    OK, so 'Charrette' is a defined term and practice, developed over the past 30 years by New Urbanists and adopted and adapted by the larger world - but it always holds true a number of things, key of which is the public involvement and the bringing together of ALL impacted parties in order to achieve a design/solution that is the best possible and addresses all of the objections and stumbling blocks at once. It streamlines the public process by facilitating conversation. It puts all of the stuff in one place and works through it holistically and at different scales to make sure the interoperation that is critical to real world functioning actually exists.

    What FB did was a design session, but it did not engage the local community at large, it did not provide them access at any point to the design process or the decision makers, it did not bring all of the creatives dealing with different components together in order to see the big connected picture ... I could go on. Oh, and their designs and solutions SUCK. They seem to have done no real research on what a good urban place is or should be, what makes it that way, what makes it hard to be that way or who understood those things. They just grabbed a bunch of people who were happy to work pro-bono in order to have their names attached to a big FB Press-Orgy. I may be exaggerating and there may be some great urbanists and architects involved, I haven't really looked at the list yet - but looking at the concepts I'm concerned.

    And I don't like having my beloved 'Charrette' attached to what went on and what will come out of it. Its a gross misrepresentation, libelous almost.

    If you're more curious about charrettes: and I can recommend other reading as well.

  • Robert L. Sandusky

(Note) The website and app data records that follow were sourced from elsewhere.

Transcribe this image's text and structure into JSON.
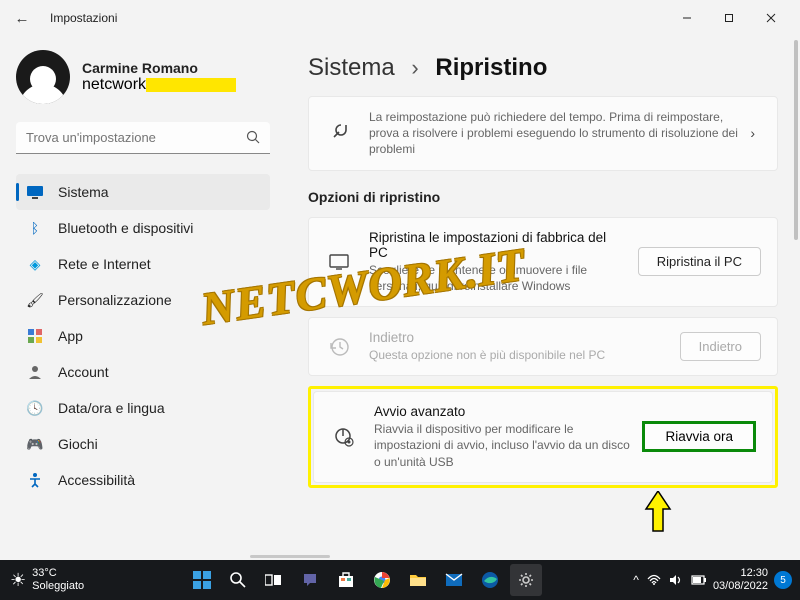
{
  "titlebar": {
    "title": "Impostazioni"
  },
  "profile": {
    "name": "Carmine Romano",
    "email_prefix": "netcwork"
  },
  "search": {
    "placeholder": "Trova un'impostazione"
  },
  "nav": [
    {
      "label": "Sistema",
      "active": true
    },
    {
      "label": "Bluetooth e dispositivi"
    },
    {
      "label": "Rete e Internet"
    },
    {
      "label": "Personalizzazione"
    },
    {
      "label": "App"
    },
    {
      "label": "Account"
    },
    {
      "label": "Data/ora e lingua"
    },
    {
      "label": "Giochi"
    },
    {
      "label": "Accessibilità"
    }
  ],
  "breadcrumb": {
    "parent": "Sistema",
    "current": "Ripristino"
  },
  "troubleshoot": {
    "desc": "La reimpostazione può richiedere del tempo. Prima di reimpostare, prova a risolvere i problemi eseguendo lo strumento di risoluzione dei problemi"
  },
  "section_header": "Opzioni di ripristino",
  "reset": {
    "title": "Ripristina le impostazioni di fabbrica del PC",
    "desc": "Scegliere se mantenere o rimuovere i file personali, quindi reinstallare Windows",
    "button": "Ripristina il PC"
  },
  "goback": {
    "title": "Indietro",
    "desc": "Questa opzione non è più disponibile nel PC",
    "button": "Indietro"
  },
  "advanced": {
    "title": "Avvio avanzato",
    "desc": "Riavvia il dispositivo per modificare le impostazioni di avvio, incluso l'avvio da un disco o un'unità USB",
    "button": "Riavvia ora"
  },
  "watermark": "NETCWORK.IT",
  "taskbar": {
    "temp": "33°C",
    "weather": "Soleggiato",
    "time": "12:30",
    "date": "03/08/2022",
    "notif_count": "5"
  }
}
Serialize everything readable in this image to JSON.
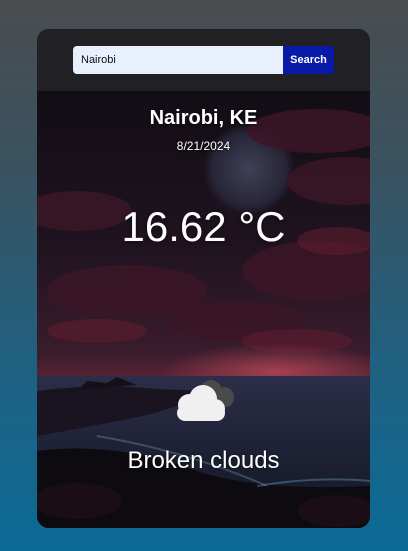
{
  "search": {
    "value": "Nairobi",
    "button_label": "Search"
  },
  "weather": {
    "location": "Nairobi, KE",
    "date": "8/21/2024",
    "temperature": "16.62 °C",
    "description": "Broken clouds",
    "icon": "broken-clouds-icon"
  }
}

    What a day! Like brainstorming on steroids, this charrette was probably enjoyable for most of the 4 busloads of designers. Lots of ideas. Too bad the residents who live in the "scruffy" community didn't get to engage in the design process too, as say" Team Gray". They might have had some interesting insights on how the design "solutions" might actually work out and how they would impact Belle Havens citizens and Facebook as well. As it is they are left to wonder, "Where do we move to when we get thrown under the 'wheels of gentrification' "?